A general engagement involving field armies in which a commander achieved a vital strategic objective. Such a result might include an indisputable victory on the field or be limited to the success or termination of a campaign offensive. Decisive battles had a direct, observable impact on the direction, duration, conduct, or outcome of the war.
Confederate victory: Beauregard takes Charleston Federal fort, first battle of American Civil War.
Confederate victory: McDowell loses to J.E. Johnston, Beauregard; Jackson named "Stonewall".
Confederate victory: Union forces lose, first major battle west of the Mississippi.
Union victory: Confederate army under Simon Bolivar Buckner surrenders to Grant, Union gains control of Cumberland River.
Union victory: Union victory by Pope over John P. McCown

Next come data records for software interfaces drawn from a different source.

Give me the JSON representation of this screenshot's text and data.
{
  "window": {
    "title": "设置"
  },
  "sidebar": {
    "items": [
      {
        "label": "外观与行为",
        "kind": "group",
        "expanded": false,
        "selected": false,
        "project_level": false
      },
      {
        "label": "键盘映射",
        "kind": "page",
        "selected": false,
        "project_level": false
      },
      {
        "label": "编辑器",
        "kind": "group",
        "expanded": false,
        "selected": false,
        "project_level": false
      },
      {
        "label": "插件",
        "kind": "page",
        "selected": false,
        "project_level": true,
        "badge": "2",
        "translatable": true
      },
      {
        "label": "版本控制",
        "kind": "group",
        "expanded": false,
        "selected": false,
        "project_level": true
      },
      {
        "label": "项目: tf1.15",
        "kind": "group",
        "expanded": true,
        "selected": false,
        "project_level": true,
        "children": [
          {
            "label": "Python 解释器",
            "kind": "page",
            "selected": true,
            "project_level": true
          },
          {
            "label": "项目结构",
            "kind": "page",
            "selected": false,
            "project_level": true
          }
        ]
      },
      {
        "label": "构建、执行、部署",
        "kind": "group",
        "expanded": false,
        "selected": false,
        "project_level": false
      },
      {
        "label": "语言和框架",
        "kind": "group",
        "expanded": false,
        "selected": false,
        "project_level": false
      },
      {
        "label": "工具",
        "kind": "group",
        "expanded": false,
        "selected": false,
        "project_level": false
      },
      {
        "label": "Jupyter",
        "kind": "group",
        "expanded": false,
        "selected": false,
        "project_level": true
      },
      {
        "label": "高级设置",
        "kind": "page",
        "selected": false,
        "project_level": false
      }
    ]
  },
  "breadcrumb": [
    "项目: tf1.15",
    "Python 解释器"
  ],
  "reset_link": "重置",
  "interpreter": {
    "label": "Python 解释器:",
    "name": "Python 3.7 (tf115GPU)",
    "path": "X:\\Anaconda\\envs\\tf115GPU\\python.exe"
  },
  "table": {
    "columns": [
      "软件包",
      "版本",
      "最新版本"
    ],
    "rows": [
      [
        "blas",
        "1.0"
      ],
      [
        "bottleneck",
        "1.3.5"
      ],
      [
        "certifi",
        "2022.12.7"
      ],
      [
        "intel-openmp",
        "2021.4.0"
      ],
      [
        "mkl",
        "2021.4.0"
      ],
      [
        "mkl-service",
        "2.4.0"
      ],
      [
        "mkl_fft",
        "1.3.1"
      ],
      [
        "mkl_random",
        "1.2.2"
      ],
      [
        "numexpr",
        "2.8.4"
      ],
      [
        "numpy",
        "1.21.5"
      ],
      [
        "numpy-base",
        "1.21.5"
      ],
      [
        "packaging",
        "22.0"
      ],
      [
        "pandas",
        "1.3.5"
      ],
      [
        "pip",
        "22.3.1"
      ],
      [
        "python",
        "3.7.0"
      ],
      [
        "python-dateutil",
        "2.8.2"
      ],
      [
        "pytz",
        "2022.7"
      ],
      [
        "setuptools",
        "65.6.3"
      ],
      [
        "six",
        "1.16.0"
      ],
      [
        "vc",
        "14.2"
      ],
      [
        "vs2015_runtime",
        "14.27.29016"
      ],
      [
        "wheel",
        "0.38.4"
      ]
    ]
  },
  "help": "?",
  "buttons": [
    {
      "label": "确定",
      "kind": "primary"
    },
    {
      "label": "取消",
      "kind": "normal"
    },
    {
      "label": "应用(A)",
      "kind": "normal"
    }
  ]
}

Union victory: Union victory by Samuel Ryan Curtis over Earl Van Dorn ensured continued Union control of Missouri
Union victory: Confederate fort surrenders after Union artillery bombardment.

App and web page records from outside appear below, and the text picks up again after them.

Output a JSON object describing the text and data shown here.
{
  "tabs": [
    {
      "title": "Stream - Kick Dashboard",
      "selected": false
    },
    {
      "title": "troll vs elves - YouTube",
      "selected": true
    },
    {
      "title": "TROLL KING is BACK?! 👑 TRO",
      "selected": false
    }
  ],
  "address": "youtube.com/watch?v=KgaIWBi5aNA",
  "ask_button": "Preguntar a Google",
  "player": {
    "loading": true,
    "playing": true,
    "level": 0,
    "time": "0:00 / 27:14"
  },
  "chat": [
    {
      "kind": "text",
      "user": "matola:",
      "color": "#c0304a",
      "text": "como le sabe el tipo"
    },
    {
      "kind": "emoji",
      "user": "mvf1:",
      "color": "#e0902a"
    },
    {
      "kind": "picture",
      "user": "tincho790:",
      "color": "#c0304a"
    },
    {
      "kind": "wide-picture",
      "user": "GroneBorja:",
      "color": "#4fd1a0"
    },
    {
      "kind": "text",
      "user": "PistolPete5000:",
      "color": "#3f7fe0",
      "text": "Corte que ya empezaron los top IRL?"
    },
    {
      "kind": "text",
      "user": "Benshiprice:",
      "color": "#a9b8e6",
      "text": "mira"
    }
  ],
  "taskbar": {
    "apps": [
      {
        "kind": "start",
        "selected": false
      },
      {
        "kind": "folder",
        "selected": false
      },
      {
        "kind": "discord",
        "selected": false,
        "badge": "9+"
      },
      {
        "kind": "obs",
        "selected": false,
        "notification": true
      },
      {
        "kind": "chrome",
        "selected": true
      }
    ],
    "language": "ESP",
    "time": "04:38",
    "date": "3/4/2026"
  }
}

Confederate tactical victory. Union strategic victory. Dubbed the "Gettysburg of the West".
Union victory: Grant and reinforcements under Buell repulse Albert Sidney Johnston and P.G.T. Beauregard, but the Union lost more men.

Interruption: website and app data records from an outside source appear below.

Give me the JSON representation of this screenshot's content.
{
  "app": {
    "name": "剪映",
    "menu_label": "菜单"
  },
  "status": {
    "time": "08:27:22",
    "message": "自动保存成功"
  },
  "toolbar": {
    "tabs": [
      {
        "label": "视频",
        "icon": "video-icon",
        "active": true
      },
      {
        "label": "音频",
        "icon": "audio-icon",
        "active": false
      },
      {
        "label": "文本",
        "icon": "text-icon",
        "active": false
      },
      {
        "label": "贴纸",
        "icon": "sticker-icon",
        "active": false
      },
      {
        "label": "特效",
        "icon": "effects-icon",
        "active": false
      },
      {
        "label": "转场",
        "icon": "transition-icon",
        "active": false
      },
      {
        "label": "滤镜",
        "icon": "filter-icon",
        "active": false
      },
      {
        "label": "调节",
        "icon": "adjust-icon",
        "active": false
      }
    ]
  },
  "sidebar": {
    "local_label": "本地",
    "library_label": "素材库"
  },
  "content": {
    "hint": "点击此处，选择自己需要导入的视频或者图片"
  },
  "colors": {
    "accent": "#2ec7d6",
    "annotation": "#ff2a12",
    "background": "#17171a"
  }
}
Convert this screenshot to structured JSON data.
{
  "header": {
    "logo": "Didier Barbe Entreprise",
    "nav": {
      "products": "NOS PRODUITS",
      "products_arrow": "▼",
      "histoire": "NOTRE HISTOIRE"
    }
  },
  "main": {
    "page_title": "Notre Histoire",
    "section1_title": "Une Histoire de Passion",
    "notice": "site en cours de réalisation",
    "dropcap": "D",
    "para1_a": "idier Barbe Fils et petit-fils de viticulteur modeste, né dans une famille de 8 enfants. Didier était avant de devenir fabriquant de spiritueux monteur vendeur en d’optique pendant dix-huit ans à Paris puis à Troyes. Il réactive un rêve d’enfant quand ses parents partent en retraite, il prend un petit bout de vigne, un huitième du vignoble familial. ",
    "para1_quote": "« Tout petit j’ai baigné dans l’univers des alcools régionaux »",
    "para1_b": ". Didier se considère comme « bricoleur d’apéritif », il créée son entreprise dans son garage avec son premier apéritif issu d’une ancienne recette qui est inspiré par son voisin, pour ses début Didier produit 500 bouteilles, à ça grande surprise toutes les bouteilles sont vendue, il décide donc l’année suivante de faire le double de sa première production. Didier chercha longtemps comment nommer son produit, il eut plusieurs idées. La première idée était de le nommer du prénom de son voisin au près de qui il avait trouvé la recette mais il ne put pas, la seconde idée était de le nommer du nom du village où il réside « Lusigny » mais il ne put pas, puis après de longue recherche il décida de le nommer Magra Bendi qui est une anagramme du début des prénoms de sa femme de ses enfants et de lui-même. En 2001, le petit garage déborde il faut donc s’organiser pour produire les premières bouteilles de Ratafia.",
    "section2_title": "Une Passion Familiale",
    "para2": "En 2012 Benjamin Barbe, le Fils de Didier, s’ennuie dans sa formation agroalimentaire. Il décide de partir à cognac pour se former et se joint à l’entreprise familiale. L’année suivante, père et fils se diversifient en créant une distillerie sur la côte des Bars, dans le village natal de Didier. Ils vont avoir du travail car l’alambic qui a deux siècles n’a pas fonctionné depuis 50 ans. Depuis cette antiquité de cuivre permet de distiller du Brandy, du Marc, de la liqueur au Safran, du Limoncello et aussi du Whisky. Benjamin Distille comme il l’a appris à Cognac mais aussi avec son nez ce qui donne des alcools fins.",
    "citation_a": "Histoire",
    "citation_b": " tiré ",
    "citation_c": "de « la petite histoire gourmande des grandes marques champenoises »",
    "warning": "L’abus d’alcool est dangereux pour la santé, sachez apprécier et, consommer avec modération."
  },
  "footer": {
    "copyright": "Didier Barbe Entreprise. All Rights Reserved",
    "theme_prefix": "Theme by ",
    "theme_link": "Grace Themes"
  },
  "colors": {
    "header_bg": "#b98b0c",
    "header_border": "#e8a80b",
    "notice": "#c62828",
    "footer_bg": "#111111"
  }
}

Union victory: Decisive battle for possession of New Orleans.
Union victory: Union forces capture town, Beauregard tricks Union in order to escape to Tupelo.
Confederate victory: "Stonewall" Jackson defeats Nathaniel P. Banks.
Confederate victory: (Seven Days) Lee defeats McClellan.
Union victory: (Seven Days) McClellan defeats Lee but withdraws after battle.
Confederate victory: Lee defeats Pope's Army of Virginia
Inconclusive: Strategic Union victory. McClellan ends Lee's invasion of North, bloodiest single day of the war.
Union victory: Tactically indecisive battle that ended Braxton Bragg's Kentucky campaign.
Confederate victory: Lee beats back repeated frontal assaults by Burnside.
Union victory: Forces fight to a draw.
Confederate victory: Lee defeats Hooker's Army of Potomac, Jackson mortally wounded.
Union victory: Grant defeats Confederates.
Union victory: the siege ends; Grant accepts surrender of second Confederate army.
Union victory: last Confederate stronghold on Mississippi surrenders.
Union victory: Lee loses to Meade, Pickett's Charge fails, ends second invasion of North. Confederate army arrived in Gettysburg to resupply army, unaware of Union army nearby.
Confederate victory: Bragg defeats Rosencrans, George Thomas of US anointed "The Rock of Chickamauga"
Union victory: Grant defeats Braxton Bragg and relieves Union forces besieged in Chattanooga.
Confederate victory: Banks Union Red River Campaign halted by the Confederates.
Inconclusive: Grant and Lee meet inconclusively.
Inconclusive: Grant and Lee meet inconclusively, Grant writes to Halleck, "I propose to fight it out in this line if it takes all summer".
Confederate victory: Lee repulses Grant, Confederate general says "This is not war, this is murder".
Confederate victory: Lee repulses Grant at back door to Richmond.
Confederate victory: Lee defeats Burnside.
Union victory: David Farragut takes port, says "Damn the torpedoes, full speed ahead".
Union victory: WIliam J. Hardee's Confederates defeated, resulting in Atlanta's fall the following day.
Union victory: Sheridan defeats Early, several officers killed or wounded on both sides.
Union victory: Sheridan defeats Early, drives Confederates from Shenandoah Valley.
Union victory: Union forces win decisive battle to take control of Missouri.
Sherman leaves Atlanta and begins his "march to the sea," in an attempt to demoralize the South and hasten surrender.
Savannah falls to Sherman's army without resistance. Sherman gives the city to Lincoln as a Christmas present.
Union victory: Hood attacks Schofield but suffers crushing losses; "Pickett's Charge of the West".
Union victory: Thomas attacks and virtually destroys Hoods' Confederate Army of Tennessee.
Union victory: Union takes fort.
Union victory: Sherman defeats Confederates.
Union victory: Lee attempts to break siege.
Union victory: Sheridan routs Confederates.
Union victory: Union forces capture fort outside of Mobile.
Union victory: Grant defeats Lee
Union victory: Lee's forces surrounded. He subsequently surrenders.